> ASSIGNMENT
Without the images, write out the whole listing exactly.

--- MATERIAL FOR THIS TASK Enclosed Below ---

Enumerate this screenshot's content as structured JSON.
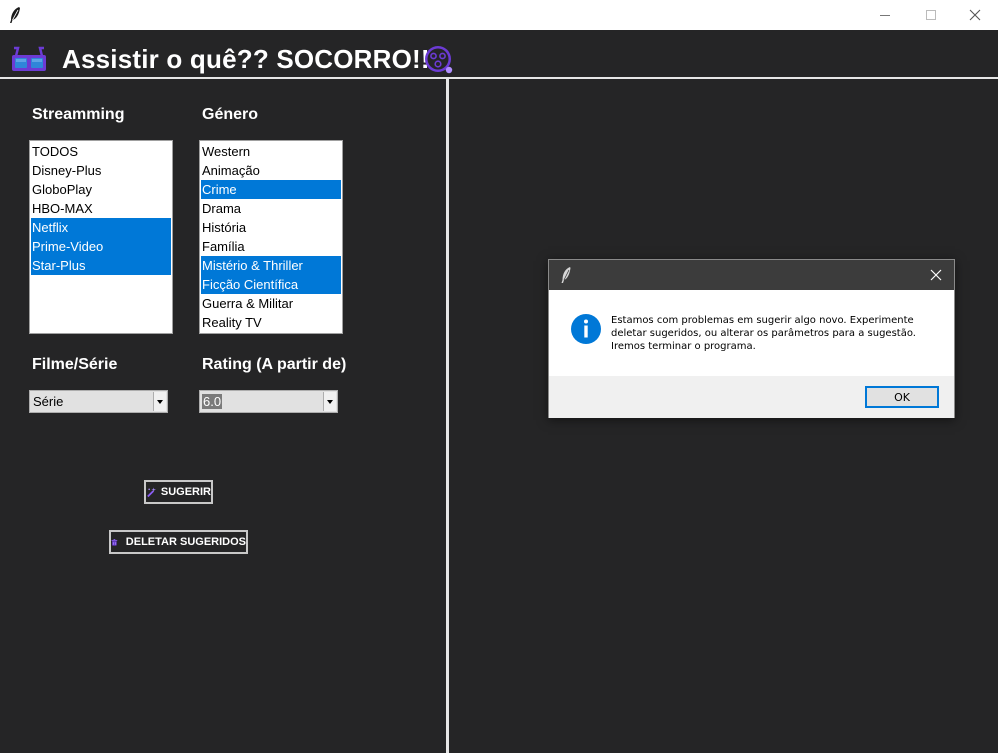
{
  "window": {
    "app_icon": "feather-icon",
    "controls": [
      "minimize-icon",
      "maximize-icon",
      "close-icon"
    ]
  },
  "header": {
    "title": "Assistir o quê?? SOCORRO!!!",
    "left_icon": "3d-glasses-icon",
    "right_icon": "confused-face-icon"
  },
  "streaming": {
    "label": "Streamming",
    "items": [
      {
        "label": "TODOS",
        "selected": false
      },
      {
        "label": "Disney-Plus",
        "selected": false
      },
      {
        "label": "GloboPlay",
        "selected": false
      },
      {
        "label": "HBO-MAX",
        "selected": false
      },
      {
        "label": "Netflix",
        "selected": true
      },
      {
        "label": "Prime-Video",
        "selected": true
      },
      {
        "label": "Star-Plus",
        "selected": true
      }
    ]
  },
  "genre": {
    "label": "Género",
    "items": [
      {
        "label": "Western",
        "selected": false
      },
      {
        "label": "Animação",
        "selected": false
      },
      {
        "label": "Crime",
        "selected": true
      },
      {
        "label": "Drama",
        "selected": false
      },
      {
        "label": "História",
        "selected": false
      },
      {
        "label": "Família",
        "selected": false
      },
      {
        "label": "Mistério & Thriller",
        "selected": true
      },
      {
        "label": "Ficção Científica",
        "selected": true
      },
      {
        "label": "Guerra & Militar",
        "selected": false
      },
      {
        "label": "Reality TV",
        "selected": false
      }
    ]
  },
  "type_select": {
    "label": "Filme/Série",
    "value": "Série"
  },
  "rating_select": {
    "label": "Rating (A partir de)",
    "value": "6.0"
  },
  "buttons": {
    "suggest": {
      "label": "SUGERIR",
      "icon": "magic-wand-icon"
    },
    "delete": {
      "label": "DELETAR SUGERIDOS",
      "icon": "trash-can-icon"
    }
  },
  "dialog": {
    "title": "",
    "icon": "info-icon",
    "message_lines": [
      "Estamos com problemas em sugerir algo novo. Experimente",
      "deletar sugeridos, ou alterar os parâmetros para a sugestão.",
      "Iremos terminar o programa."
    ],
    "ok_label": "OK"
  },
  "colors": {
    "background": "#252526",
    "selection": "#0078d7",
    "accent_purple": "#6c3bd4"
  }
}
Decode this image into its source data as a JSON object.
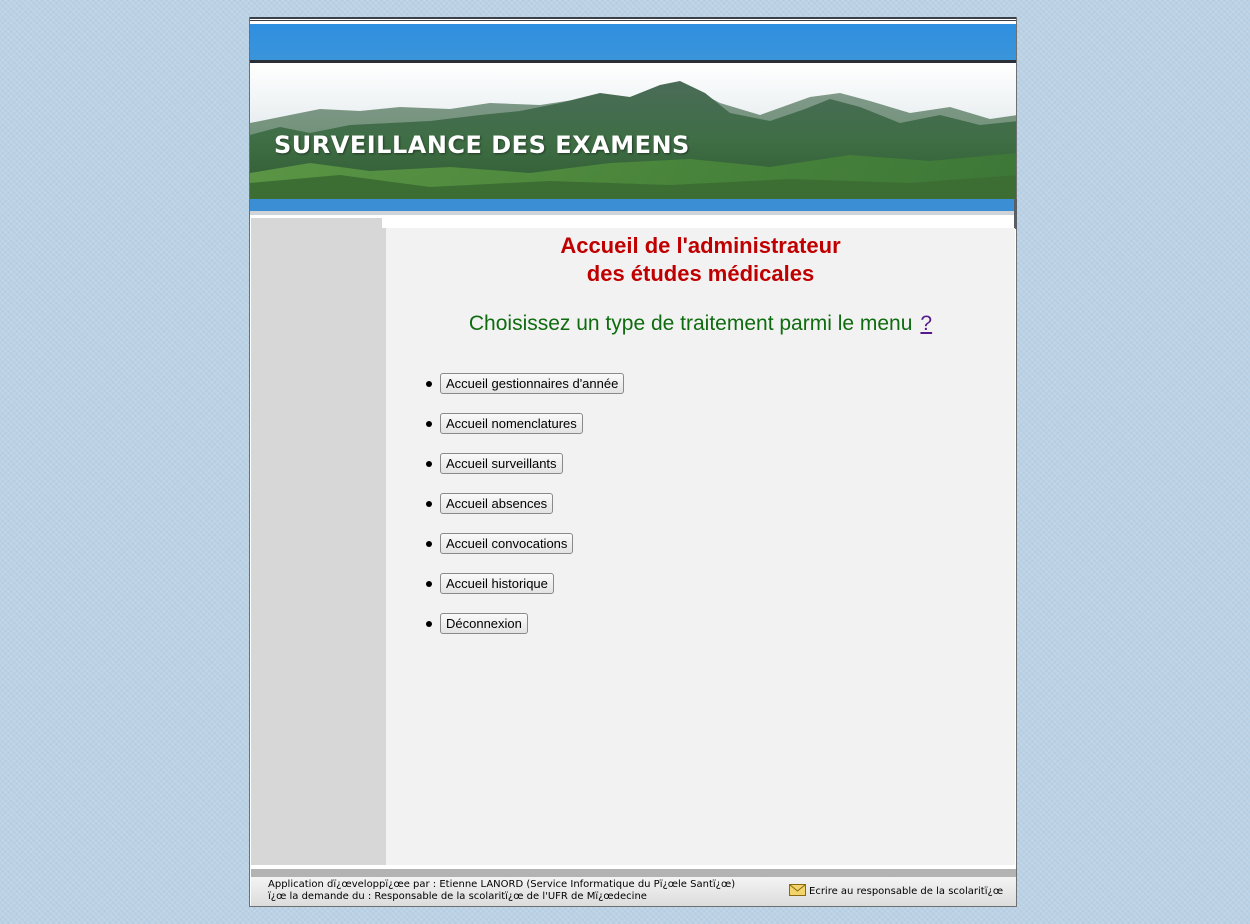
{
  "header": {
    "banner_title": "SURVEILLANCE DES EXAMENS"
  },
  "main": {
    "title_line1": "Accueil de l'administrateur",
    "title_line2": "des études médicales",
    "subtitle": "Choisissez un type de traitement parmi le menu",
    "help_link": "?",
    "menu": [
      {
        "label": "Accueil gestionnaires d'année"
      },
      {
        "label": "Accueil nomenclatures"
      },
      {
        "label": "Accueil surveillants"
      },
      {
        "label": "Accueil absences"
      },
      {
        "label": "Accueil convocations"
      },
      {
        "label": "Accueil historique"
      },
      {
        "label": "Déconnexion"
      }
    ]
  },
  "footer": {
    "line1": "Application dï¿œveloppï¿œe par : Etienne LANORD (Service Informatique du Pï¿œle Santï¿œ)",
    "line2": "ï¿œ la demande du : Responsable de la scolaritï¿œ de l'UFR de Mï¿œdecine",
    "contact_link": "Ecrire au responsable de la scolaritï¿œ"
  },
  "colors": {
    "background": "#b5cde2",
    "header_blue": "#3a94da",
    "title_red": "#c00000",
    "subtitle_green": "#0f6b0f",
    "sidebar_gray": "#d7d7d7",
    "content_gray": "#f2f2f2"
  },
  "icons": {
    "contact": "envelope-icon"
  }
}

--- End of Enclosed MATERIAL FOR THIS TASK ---

> SOLUTION BELOW
Enumerate this screenshot's content as structured JSON.
{
  "window": {
    "app_icon": "feather-icon",
    "controls": [
      "minimize-icon",
      "maximize-icon",
      "close-icon"
    ]
  },
  "header": {
    "title": "Assistir o quê?? SOCORRO!!!",
    "left_icon": "3d-glasses-icon",
    "right_icon": "confused-face-icon"
  },
  "streaming": {
    "label": "Streamming",
    "items": [
      {
        "label": "TODOS",
        "selected": false
      },
      {
        "label": "Disney-Plus",
        "selected": false
      },
      {
        "label": "GloboPlay",
        "selected": false
      },
      {
        "label": "HBO-MAX",
        "selected": false
      },
      {
        "label": "Netflix",
        "selected": true
      },
      {
        "label": "Prime-Video",
        "selected": true
      },
      {
        "label": "Star-Plus",
        "selected": true
      }
    ]
  },
  "genre": {
    "label": "Género",
    "items": [
      {
        "label": "Western",
        "selected": false
      },
      {
        "label": "Animação",
        "selected": false
      },
      {
        "label": "Crime",
        "selected": true
      },
      {
        "label": "Drama",
        "selected": false
      },
      {
        "label": "História",
        "selected": false
      },
      {
        "label": "Família",
        "selected": false
      },
      {
        "label": "Mistério & Thriller",
        "selected": true
      },
      {
        "label": "Ficção Científica",
        "selected": true
      },
      {
        "label": "Guerra & Militar",
        "selected": false
      },
      {
        "label": "Reality TV",
        "selected": false
      }
    ]
  },
  "type_select": {
    "label": "Filme/Série",
    "value": "Série"
  },
  "rating_select": {
    "label": "Rating (A partir de)",
    "value": "6.0"
  },
  "buttons": {
    "suggest": {
      "label": "SUGERIR",
      "icon": "magic-wand-icon"
    },
    "delete": {
      "label": "DELETAR SUGERIDOS",
      "icon": "trash-can-icon"
    }
  },
  "dialog": {
    "title": "",
    "icon": "info-icon",
    "message_lines": [
      "Estamos com problemas em sugerir algo novo. Experimente",
      "deletar sugeridos, ou alterar os parâmetros para a sugestão.",
      "Iremos terminar o programa."
    ],
    "ok_label": "OK"
  },
  "colors": {
    "background": "#252526",
    "selection": "#0078d7",
    "accent_purple": "#6c3bd4"
  }
}
Decode this image into its source data as a JSON object.
{
  "header": {
    "banner_title": "SURVEILLANCE DES EXAMENS"
  },
  "main": {
    "title_line1": "Accueil de l'administrateur",
    "title_line2": "des études médicales",
    "subtitle": "Choisissez un type de traitement parmi le menu",
    "help_link": "?",
    "menu": [
      {
        "label": "Accueil gestionnaires d'année"
      },
      {
        "label": "Accueil nomenclatures"
      },
      {
        "label": "Accueil surveillants"
      },
      {
        "label": "Accueil absences"
      },
      {
        "label": "Accueil convocations"
      },
      {
        "label": "Accueil historique"
      },
      {
        "label": "Déconnexion"
      }
    ]
  },
  "footer": {
    "line1": "Application dï¿œveloppï¿œe par : Etienne LANORD (Service Informatique du Pï¿œle Santï¿œ)",
    "line2": "ï¿œ la demande du : Responsable de la scolaritï¿œ de l'UFR de Mï¿œdecine",
    "contact_link": "Ecrire au responsable de la scolaritï¿œ"
  },
  "colors": {
    "background": "#b5cde2",
    "header_blue": "#3a94da",
    "title_red": "#c00000",
    "subtitle_green": "#0f6b0f",
    "sidebar_gray": "#d7d7d7",
    "content_gray": "#f2f2f2"
  },
  "icons": {
    "contact": "envelope-icon"
  }
}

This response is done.